» **What needs to be done**:
This exercise asks for every record to be output again exactly.
*** Provided data Section Begins ***
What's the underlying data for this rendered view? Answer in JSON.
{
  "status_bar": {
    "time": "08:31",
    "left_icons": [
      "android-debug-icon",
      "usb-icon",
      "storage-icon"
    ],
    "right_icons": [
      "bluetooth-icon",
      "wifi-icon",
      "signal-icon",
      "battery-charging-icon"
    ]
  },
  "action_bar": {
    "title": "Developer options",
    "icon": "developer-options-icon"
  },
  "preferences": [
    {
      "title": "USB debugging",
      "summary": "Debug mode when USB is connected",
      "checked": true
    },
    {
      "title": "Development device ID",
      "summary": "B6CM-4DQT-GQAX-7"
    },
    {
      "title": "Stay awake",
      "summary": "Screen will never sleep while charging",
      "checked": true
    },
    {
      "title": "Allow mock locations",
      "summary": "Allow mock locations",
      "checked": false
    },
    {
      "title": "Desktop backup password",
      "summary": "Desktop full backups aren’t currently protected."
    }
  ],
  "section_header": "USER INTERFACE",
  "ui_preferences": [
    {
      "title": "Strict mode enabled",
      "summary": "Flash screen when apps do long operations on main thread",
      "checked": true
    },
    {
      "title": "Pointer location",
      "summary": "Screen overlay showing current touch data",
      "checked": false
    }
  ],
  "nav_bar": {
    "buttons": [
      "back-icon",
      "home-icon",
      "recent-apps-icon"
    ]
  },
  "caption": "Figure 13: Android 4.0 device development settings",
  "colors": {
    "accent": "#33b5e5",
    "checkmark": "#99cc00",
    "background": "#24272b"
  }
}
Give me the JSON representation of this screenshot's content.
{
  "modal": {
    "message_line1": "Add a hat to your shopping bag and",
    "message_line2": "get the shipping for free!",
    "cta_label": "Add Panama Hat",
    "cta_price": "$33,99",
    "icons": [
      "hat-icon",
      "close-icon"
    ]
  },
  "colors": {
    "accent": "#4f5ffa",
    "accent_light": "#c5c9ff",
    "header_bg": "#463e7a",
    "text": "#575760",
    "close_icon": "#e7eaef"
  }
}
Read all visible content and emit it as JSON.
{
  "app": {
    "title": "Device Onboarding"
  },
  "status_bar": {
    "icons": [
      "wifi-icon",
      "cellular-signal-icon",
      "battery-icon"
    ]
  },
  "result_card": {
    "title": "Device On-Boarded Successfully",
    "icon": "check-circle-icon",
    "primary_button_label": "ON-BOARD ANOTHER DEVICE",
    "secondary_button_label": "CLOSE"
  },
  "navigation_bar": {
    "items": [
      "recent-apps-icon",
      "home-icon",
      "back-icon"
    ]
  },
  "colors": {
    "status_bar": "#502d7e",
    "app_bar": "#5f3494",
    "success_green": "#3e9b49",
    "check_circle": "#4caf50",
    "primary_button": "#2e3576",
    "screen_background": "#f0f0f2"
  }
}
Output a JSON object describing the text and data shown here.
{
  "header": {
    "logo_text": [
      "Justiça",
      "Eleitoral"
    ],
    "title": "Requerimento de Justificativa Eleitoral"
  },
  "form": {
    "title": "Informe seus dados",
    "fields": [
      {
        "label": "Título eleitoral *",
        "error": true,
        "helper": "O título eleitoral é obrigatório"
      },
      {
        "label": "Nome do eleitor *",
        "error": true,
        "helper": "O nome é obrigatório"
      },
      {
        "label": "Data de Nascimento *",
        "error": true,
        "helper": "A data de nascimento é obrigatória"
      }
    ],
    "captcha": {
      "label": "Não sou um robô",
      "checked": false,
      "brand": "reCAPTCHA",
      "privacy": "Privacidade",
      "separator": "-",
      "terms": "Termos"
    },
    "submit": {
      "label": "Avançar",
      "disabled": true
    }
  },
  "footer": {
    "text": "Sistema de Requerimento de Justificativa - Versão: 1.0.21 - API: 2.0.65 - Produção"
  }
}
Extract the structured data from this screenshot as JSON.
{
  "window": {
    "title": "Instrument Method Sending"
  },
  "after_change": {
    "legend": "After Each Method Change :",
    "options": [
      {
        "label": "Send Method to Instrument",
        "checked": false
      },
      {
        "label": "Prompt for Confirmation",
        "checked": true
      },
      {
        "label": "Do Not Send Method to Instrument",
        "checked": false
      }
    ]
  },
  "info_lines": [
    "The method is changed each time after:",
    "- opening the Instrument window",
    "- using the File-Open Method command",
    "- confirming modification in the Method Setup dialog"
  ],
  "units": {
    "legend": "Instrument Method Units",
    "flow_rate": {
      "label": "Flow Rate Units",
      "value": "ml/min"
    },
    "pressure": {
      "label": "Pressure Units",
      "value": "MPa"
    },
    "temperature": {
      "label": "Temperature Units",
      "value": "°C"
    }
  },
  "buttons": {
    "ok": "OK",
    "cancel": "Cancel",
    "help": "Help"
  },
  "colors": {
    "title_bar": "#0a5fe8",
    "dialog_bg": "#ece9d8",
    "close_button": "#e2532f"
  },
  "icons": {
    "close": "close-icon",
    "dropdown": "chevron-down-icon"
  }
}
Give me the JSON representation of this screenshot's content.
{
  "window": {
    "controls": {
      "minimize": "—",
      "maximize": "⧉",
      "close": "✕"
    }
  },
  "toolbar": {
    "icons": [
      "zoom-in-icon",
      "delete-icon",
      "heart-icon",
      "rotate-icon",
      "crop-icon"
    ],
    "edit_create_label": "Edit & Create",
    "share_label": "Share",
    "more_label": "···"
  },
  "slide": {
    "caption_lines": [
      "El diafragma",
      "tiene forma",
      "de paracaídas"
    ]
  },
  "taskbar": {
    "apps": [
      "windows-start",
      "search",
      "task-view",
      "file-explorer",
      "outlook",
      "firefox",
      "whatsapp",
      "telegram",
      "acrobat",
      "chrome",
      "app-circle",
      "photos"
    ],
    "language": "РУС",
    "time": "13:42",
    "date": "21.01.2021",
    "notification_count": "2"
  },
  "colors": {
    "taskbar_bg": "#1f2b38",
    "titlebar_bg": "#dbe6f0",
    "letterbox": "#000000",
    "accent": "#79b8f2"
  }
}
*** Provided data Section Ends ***
» **Result**:
What's the underlying data for this rendered view? Answer in JSON.
{
  "status_bar": {
    "time": "08:31",
    "left_icons": [
      "android-debug-icon",
      "usb-icon",
      "storage-icon"
    ],
    "right_icons": [
      "bluetooth-icon",
      "wifi-icon",
      "signal-icon",
      "battery-charging-icon"
    ]
  },
  "action_bar": {
    "title": "Developer options",
    "icon": "developer-options-icon"
  },
  "preferences": [
    {
      "title": "USB debugging",
      "summary": "Debug mode when USB is connected",
      "checked": true
    },
    {
      "title": "Development device ID",
      "summary": "B6CM-4DQT-GQAX-7"
    },
    {
      "title": "Stay awake",
      "summary": "Screen will never sleep while charging",
      "checked": true
    },
    {
      "title": "Allow mock locations",
      "summary": "Allow mock locations",
      "checked": false
    },
    {
      "title": "Desktop backup password",
      "summary": "Desktop full backups aren’t currently protected."
    }
  ],
  "section_header": "USER INTERFACE",
  "ui_preferences": [
    {
      "title": "Strict mode enabled",
      "summary": "Flash screen when apps do long operations on main thread",
      "checked": true
    },
    {
      "title": "Pointer location",
      "summary": "Screen overlay showing current touch data",
      "checked": false
    }
  ],
  "nav_bar": {
    "buttons": [
      "back-icon",
      "home-icon",
      "recent-apps-icon"
    ]
  },
  "caption": "Figure 13: Android 4.0 device development settings",
  "colors": {
    "accent": "#33b5e5",
    "checkmark": "#99cc00",
    "background": "#24272b"
  }
}
Give me the JSON representation of this screenshot's content.
{
  "modal": {
    "message_line1": "Add a hat to your shopping bag and",
    "message_line2": "get the shipping for free!",
    "cta_label": "Add Panama Hat",
    "cta_price": "$33,99",
    "icons": [
      "hat-icon",
      "close-icon"
    ]
  },
  "colors": {
    "accent": "#4f5ffa",
    "accent_light": "#c5c9ff",
    "header_bg": "#463e7a",
    "text": "#575760",
    "close_icon": "#e7eaef"
  }
}
Read all visible content and emit it as JSON.
{
  "app": {
    "title": "Device Onboarding"
  },
  "status_bar": {
    "icons": [
      "wifi-icon",
      "cellular-signal-icon",
      "battery-icon"
    ]
  },
  "result_card": {
    "title": "Device On-Boarded Successfully",
    "icon": "check-circle-icon",
    "primary_button_label": "ON-BOARD ANOTHER DEVICE",
    "secondary_button_label": "CLOSE"
  },
  "navigation_bar": {
    "items": [
      "recent-apps-icon",
      "home-icon",
      "back-icon"
    ]
  },
  "colors": {
    "status_bar": "#502d7e",
    "app_bar": "#5f3494",
    "success_green": "#3e9b49",
    "check_circle": "#4caf50",
    "primary_button": "#2e3576",
    "screen_background": "#f0f0f2"
  }
}
Output a JSON object describing the text and data shown here.
{
  "header": {
    "logo_text": [
      "Justiça",
      "Eleitoral"
    ],
    "title": "Requerimento de Justificativa Eleitoral"
  },
  "form": {
    "title": "Informe seus dados",
    "fields": [
      {
        "label": "Título eleitoral *",
        "error": true,
        "helper": "O título eleitoral é obrigatório"
      },
      {
        "label": "Nome do eleitor *",
        "error": true,
        "helper": "O nome é obrigatório"
      },
      {
        "label": "Data de Nascimento *",
        "error": true,
        "helper": "A data de nascimento é obrigatória"
      }
    ],
    "captcha": {
      "label": "Não sou um robô",
      "checked": false,
      "brand": "reCAPTCHA",
      "privacy": "Privacidade",
      "separator": "-",
      "terms": "Termos"
    },
    "submit": {
      "label": "Avançar",
      "disabled": true
    }
  },
  "footer": {
    "text": "Sistema de Requerimento de Justificativa - Versão: 1.0.21 - API: 2.0.65 - Produção"
  }
}
Extract the structured data from this screenshot as JSON.
{
  "window": {
    "title": "Instrument Method Sending"
  },
  "after_change": {
    "legend": "After Each Method Change :",
    "options": [
      {
        "label": "Send Method to Instrument",
        "checked": false
      },
      {
        "label": "Prompt for Confirmation",
        "checked": true
      },
      {
        "label": "Do Not Send Method to Instrument",
        "checked": false
      }
    ]
  },
  "info_lines": [
    "The method is changed each time after:",
    "- opening the Instrument window",
    "- using the File-Open Method command",
    "- confirming modification in the Method Setup dialog"
  ],
  "units": {
    "legend": "Instrument Method Units",
    "flow_rate": {
      "label": "Flow Rate Units",
      "value": "ml/min"
    },
    "pressure": {
      "label": "Pressure Units",
      "value": "MPa"
    },
    "temperature": {
      "label": "Temperature Units",
      "value": "°C"
    }
  },
  "buttons": {
    "ok": "OK",
    "cancel": "Cancel",
    "help": "Help"
  },
  "colors": {
    "title_bar": "#0a5fe8",
    "dialog_bg": "#ece9d8",
    "close_button": "#e2532f"
  },
  "icons": {
    "close": "close-icon",
    "dropdown": "chevron-down-icon"
  }
}
Give me the JSON representation of this screenshot's content.
{
  "window": {
    "controls": {
      "minimize": "—",
      "maximize": "⧉",
      "close": "✕"
    }
  },
  "toolbar": {
    "icons": [
      "zoom-in-icon",
      "delete-icon",
      "heart-icon",
      "rotate-icon",
      "crop-icon"
    ],
    "edit_create_label": "Edit & Create",
    "share_label": "Share",
    "more_label": "···"
  },
  "slide": {
    "caption_lines": [
      "El diafragma",
      "tiene forma",
      "de paracaídas"
    ]
  },
  "taskbar": {
    "apps": [
      "windows-start",
      "search",
      "task-view",
      "file-explorer",
      "outlook",
      "firefox",
      "whatsapp",
      "telegram",
      "acrobat",
      "chrome",
      "app-circle",
      "photos"
    ],
    "language": "РУС",
    "time": "13:42",
    "date": "21.01.2021",
    "notification_count": "2"
  },
  "colors": {
    "taskbar_bg": "#1f2b38",
    "titlebar_bg": "#dbe6f0",
    "letterbox": "#000000",
    "accent": "#79b8f2"
  }
}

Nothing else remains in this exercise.